Issues of food access are central to the Occupy Gardens movement. “We need to recognize the right to food,” said Kearey-Moreland. “We need to guarantee a meal for every kid in school, and we can help by having a garden in every school. We have this situation right now where kids are going hungry, while other kids are fed junk food and becoming obese. Meanwhile the solutions are quite simple.” The group’s Free Food For All project consists of volunteers “gleaning” unwanted food by dumpster diving, taking donations, and picking fruit from trees, and then using the supplies to teach workshops on canning and fermentation.
Occupy Gardens Toronto also runs the Toronto Seed Library, which allows borrowers to take out free seeds to use in their gardens. Users are given information on how to grow different plants and how to harvest the seeds from them, which are then returned to the library so the cycle can begin again. “It’s all part of a global seed-freedom movement, which is about taking back the most fundamental part of the food system, which is the seed,” said Berger.
According to Brendan Behrmann, who works with the Seed Library, hundreds of exchanges have already taken place. “Our goals are three-pronged: to reconnect people with food and the growing process, to promote the conservation of heirloom species, and to push back against GMOs and industrial agriculture,” he said. Within the next few months, the Seed Library plans to expand to 10 branches across the GTA.
If it seems like Occupy Gardens Toronto has its fingers in a lot of different pies, it’s a reflection of the multitude of issues that revolve around food and agriculture. Since 2008, food bank usage in Canada has increased by 31 per cent, with four out of 10 users classified as children or minors. 2.7 million Canadians are currently deemed “food insecure,” which means they aren’t certain of where or how they will obtain their next meal. In 2012, Statistics Canada reported that 31.5 per cent of Canadian children were overweight or obese. And, as farms become increasingly more corporate, farming is losing its appeal for young Canadians. Over two decades, the population of farmers under 35 has fallen by two thirds.

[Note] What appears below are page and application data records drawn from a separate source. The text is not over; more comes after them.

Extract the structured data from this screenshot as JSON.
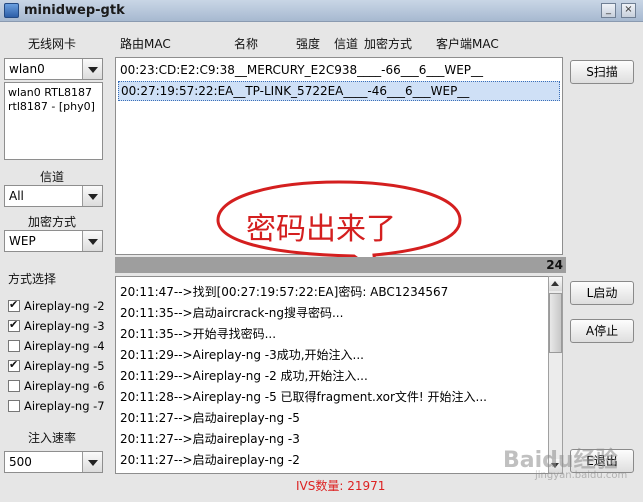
{
  "window": {
    "title": "minidwep-gtk",
    "minimize_label": "_",
    "close_label": "×"
  },
  "left": {
    "adapter_label": "无线网卡",
    "adapter_value": "wlan0",
    "adapter_info": [
      "wlan0 RTL8187",
      "rtl8187 - [phy0]"
    ],
    "channel_label": "信道",
    "channel_value": "All",
    "encryption_label": "加密方式",
    "encryption_value": "WEP",
    "method_label": "方式选择",
    "methods": [
      {
        "label": "Aireplay-ng -2",
        "checked": true
      },
      {
        "label": "Aireplay-ng -3",
        "checked": true
      },
      {
        "label": "Aireplay-ng -4",
        "checked": false
      },
      {
        "label": "Aireplay-ng -5",
        "checked": true
      },
      {
        "label": "Aireplay-ng -6",
        "checked": false
      },
      {
        "label": "Aireplay-ng -7",
        "checked": false
      }
    ],
    "rate_label": "注入速率",
    "rate_value": "500"
  },
  "headers": [
    "路由MAC",
    "名称",
    "强度",
    "信道",
    "加密方式",
    "客户端MAC"
  ],
  "ap_rows": [
    "00:23:CD:E2:C9:38__MERCURY_E2C938____-66___6___WEP__",
    "00:27:19:57:22:EA__TP-LINK_5722EA____-46___6___WEP__"
  ],
  "progress_count": "24",
  "log_lines": [
    "20:11:47-->找到[00:27:19:57:22:EA]密码: ABC1234567",
    "20:11:35-->启动aircrack-ng搜寻密码...",
    "20:11:35-->开始寻找密码...",
    "20:11:29-->Aireplay-ng -3成功,开始注入...",
    "20:11:29-->Aireplay-ng -2 成功,开始注入...",
    "20:11:28-->Aireplay-ng -5 已取得fragment.xor文件! 开始注入...",
    "20:11:27-->启动aireplay-ng -5",
    "20:11:27-->启动aireplay-ng -3",
    "20:11:27-->启动aireplay-ng -2"
  ],
  "buttons": {
    "scan": "S扫描",
    "start": "L启动",
    "stop": "A停止",
    "exit": "E退出"
  },
  "ivs_label": "IVS数量: 21971",
  "annotation": "密码出来了",
  "watermark": {
    "brand": "Baidu经验",
    "url": "jingyan.baidu.com"
  },
  "colors": {
    "selection": "#cfe0f6",
    "annotation": "#d41f1f",
    "ivs": "#dd2222"
  }
}
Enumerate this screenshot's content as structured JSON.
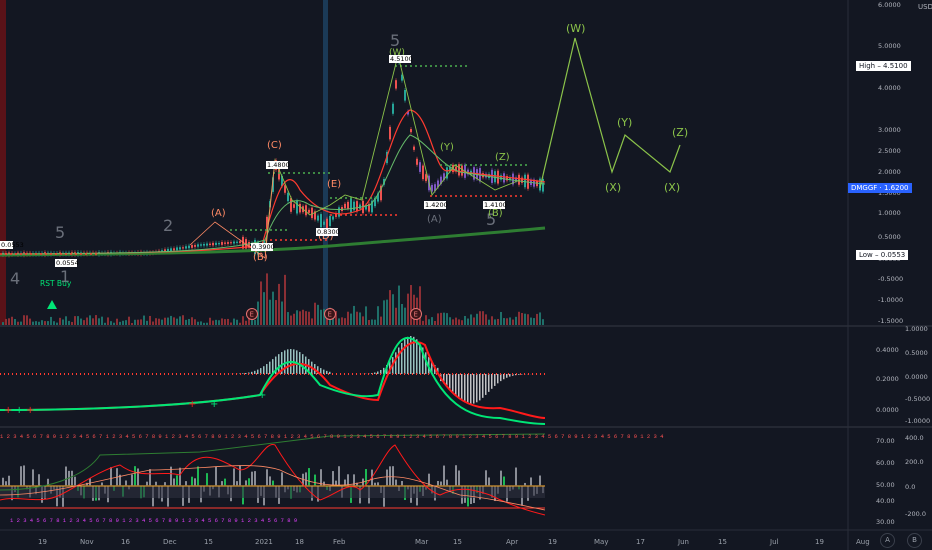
{
  "app": {
    "currency": "USD"
  },
  "symbol_badge": {
    "label": "DMGGF",
    "price": "1.6200"
  },
  "price_axis": {
    "labels": [
      "6.0000",
      "5.0000",
      "4.0000",
      "3.0000",
      "2.5000",
      "2.0000",
      "1.5000",
      "1.0000",
      "0.5000",
      "0.0000",
      "-0.5000",
      "-1.0000",
      "-1.5000"
    ],
    "high_label": "High",
    "high_value": "4.5100",
    "low_label": "Low",
    "low_value": "0.0553"
  },
  "macd_axis": {
    "outer": [
      "1.0000",
      "0.5000",
      "0.0000",
      "-0.5000",
      "-1.0000"
    ],
    "inner": [
      "0.4000",
      "0.2000",
      "0.0000"
    ]
  },
  "osc_axis": {
    "outer": [
      "400.0",
      "200.0",
      "0.0",
      "-200.0"
    ],
    "inner": [
      "70.00",
      "60.00",
      "50.00",
      "40.00",
      "30.00"
    ]
  },
  "time_axis": [
    "19",
    "Nov",
    "16",
    "Dec",
    "15",
    "2021",
    "18",
    "Feb",
    "Mar",
    "15",
    "Apr",
    "19",
    "May",
    "17",
    "Jun",
    "15",
    "Jul",
    "19",
    "Aug"
  ],
  "wave_labels": {
    "n1": "1",
    "n2": "2",
    "n4": "4",
    "n5a": "5",
    "n5b": "5",
    "n5c": "5",
    "A1": "(A)",
    "B1": "(B)",
    "C1": "(C)",
    "D1": "(D)",
    "E1": "(E)",
    "W": "(W)",
    "X": "(X)",
    "Y": "(Y)",
    "Z": "(Z)",
    "A2": "(A)",
    "B2": "(B)",
    "Wp": "(W)",
    "Xp1": "(X)",
    "Yp": "(Y)",
    "Xp2": "(X)",
    "Zp": "(Z)",
    "earn": "E"
  },
  "price_tags": {
    "t1": "0.0553",
    "t2": "1.4800",
    "t3": "0.3900",
    "t4": "0.8300",
    "t5": "4.5100",
    "t6": "1.4200",
    "t7": "1.4100",
    "t8": "0.0554"
  },
  "signals": {
    "buy": "RST Buy"
  },
  "corner_buttons": {
    "auto": "A",
    "settings": "B"
  },
  "colors": {
    "up": "#26a69a",
    "down": "#ef5350",
    "wave": "#8bc34a",
    "signal": "#ff0000"
  }
}
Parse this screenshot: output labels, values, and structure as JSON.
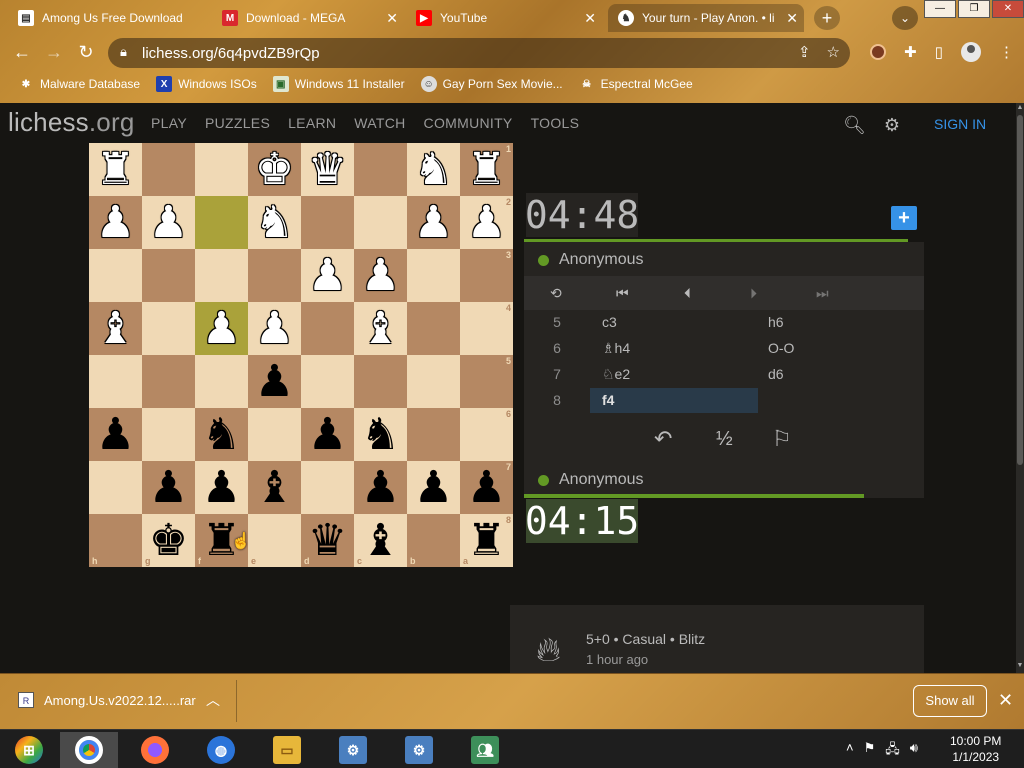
{
  "browser": {
    "tabs": [
      {
        "title": "Among Us Free Download",
        "icon": "file-icon",
        "color": "#ffffff"
      },
      {
        "title": "Download - MEGA",
        "icon": "mega-icon",
        "color": "#d9272e"
      },
      {
        "title": "YouTube",
        "icon": "youtube-icon",
        "color": "#ff0000"
      },
      {
        "title": "Your turn - Play Anon. • li",
        "icon": "lichess-icon",
        "color": "#ffffff"
      }
    ],
    "url": "lichess.org/6q4pvdZB9rQp",
    "bookmarks": [
      {
        "label": "Malware Database",
        "icon": "bug-icon"
      },
      {
        "label": "Windows ISOs",
        "icon": "x-icon"
      },
      {
        "label": "Windows 11 Installer",
        "icon": "image-icon"
      },
      {
        "label": "Gay Porn Sex Movie...",
        "icon": "face-icon"
      },
      {
        "label": "Espectral McGee",
        "icon": "skull-icon"
      }
    ]
  },
  "site": {
    "logo_main": "lichess",
    "logo_suffix": ".org",
    "nav": [
      "PLAY",
      "PUZZLES",
      "LEARN",
      "WATCH",
      "COMMUNITY",
      "TOOLS"
    ],
    "signin": "SIGN IN",
    "colors": {
      "accent": "#3692e7",
      "green": "#629924",
      "board_light": "#f0d9b5",
      "board_dark": "#b58863",
      "highlight": "#aaa23a"
    }
  },
  "board": {
    "rank_labels": [
      "1",
      "2",
      "3",
      "4",
      "5",
      "6",
      "7",
      "8"
    ],
    "file_labels": [
      "h",
      "g",
      "f",
      "e",
      "d",
      "c",
      "b",
      "a"
    ],
    "rows": [
      [
        "wR",
        "",
        "",
        "wK",
        "wQ",
        "",
        "wN",
        "wR"
      ],
      [
        "wP",
        "wP",
        "",
        "wN",
        "",
        "",
        "wP",
        "wP"
      ],
      [
        "",
        "",
        "",
        "",
        "wP",
        "wP",
        "",
        ""
      ],
      [
        "wB",
        "",
        "wP",
        "wP",
        "",
        "wB",
        "",
        ""
      ],
      [
        "",
        "",
        "",
        "bP",
        "",
        "",
        "",
        ""
      ],
      [
        "bP",
        "",
        "bN",
        "",
        "bP",
        "bN",
        "",
        ""
      ],
      [
        "",
        "bP",
        "bP",
        "bB",
        "",
        "bP",
        "bP",
        "bP"
      ],
      [
        "",
        "bK",
        "bR",
        "",
        "bQ",
        "bB",
        "",
        "bR"
      ]
    ],
    "highlights": [
      [
        1,
        2
      ],
      [
        3,
        2
      ]
    ]
  },
  "game": {
    "opponent_clock": "04:48",
    "player_clock": "04:15",
    "opponent_name": "Anonymous",
    "player_name": "Anonymous",
    "opponent_time_fraction": 0.96,
    "player_time_fraction": 0.85,
    "moves": [
      {
        "num": "5",
        "white": "c3",
        "black": "h6"
      },
      {
        "num": "6",
        "white": "♗h4",
        "black": "O-O"
      },
      {
        "num": "7",
        "white": "♘e2",
        "black": "d6"
      },
      {
        "num": "8",
        "white": "f4",
        "black": ""
      }
    ],
    "active_move": "f4",
    "draw_label": "½",
    "info_line1": "5+0 • Casual • Blitz",
    "info_line2": "1 hour ago"
  },
  "download_bar": {
    "filename": "Among.Us.v2022.12.....rar",
    "show_all": "Show all"
  },
  "taskbar": {
    "time": "10:00 PM",
    "date": "1/1/2023"
  }
}
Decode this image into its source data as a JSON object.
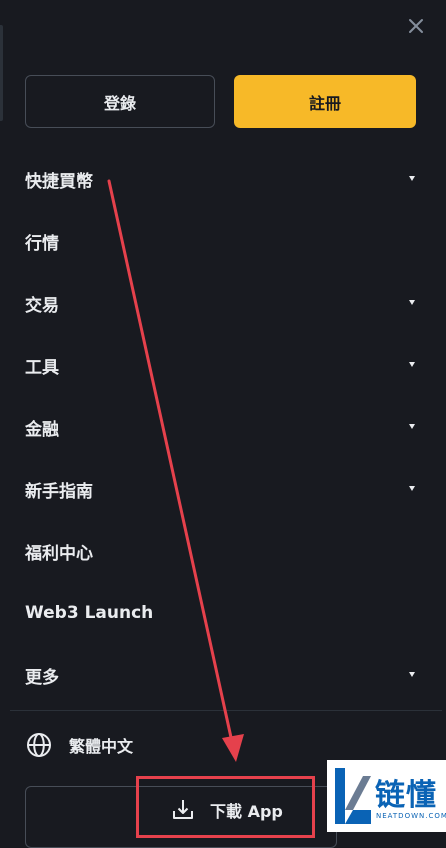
{
  "header": {
    "close_icon": "close-icon"
  },
  "auth": {
    "login_label": "登錄",
    "register_label": "註冊"
  },
  "menu": [
    {
      "label": "快捷買幣",
      "has_caret": true
    },
    {
      "label": "行情",
      "has_caret": false
    },
    {
      "label": "交易",
      "has_caret": true
    },
    {
      "label": "工具",
      "has_caret": true
    },
    {
      "label": "金融",
      "has_caret": true
    },
    {
      "label": "新手指南",
      "has_caret": true
    },
    {
      "label": "福利中心",
      "has_caret": false
    },
    {
      "label": "Web3 Launch",
      "has_caret": false
    },
    {
      "label": "更多",
      "has_caret": true
    }
  ],
  "language": {
    "icon": "globe-icon",
    "label": "繁體中文"
  },
  "download": {
    "icon": "download-icon",
    "label": "下載 App"
  },
  "watermark": {
    "text": "链懂",
    "sub": "NEATDOWN.COM"
  },
  "colors": {
    "background": "#181a20",
    "accent": "#f7b928",
    "annotation": "#e5414c",
    "text": "#eaecef"
  }
}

As a response to food issues both global and local, Occupy Gardens groups have cropped up across North America, in locations like Montreal and Philadelphia. “Not everyone has access to land to grow a garden, and the City has made cuts to the Live Green grant program. The number of people on the waitlist to get into community gardens or start new ones is getting longer and longer,” said Kearey-Moreland. In addition to providing free food for the hungry, an Occupy Gardens community garden at Scadding Court at Bathurst and Dundas streets offers people the opportunity to grow their own produce.
On Wednesday the mood was celebratory, even if the new incarnation of the community garden at Queen’s Park would likely be destroyed again. (Queen’s Park confirmed that while the event would be tolerated, the garden would be removed once planted.) In the meantime, though, participants lounged in the sun, listening to music and enjoying the complimentary meal. Adam Heller, a volunteer who showed up to help ladle out chili, was happy to be participating. He has his own concerns about food security. “I’ve gotten a lot better at scavenging lately,” he said. “I think food should be free, if you don’t care what you’re eating. I mean if you really don’t care what it is, you should be able to survive.”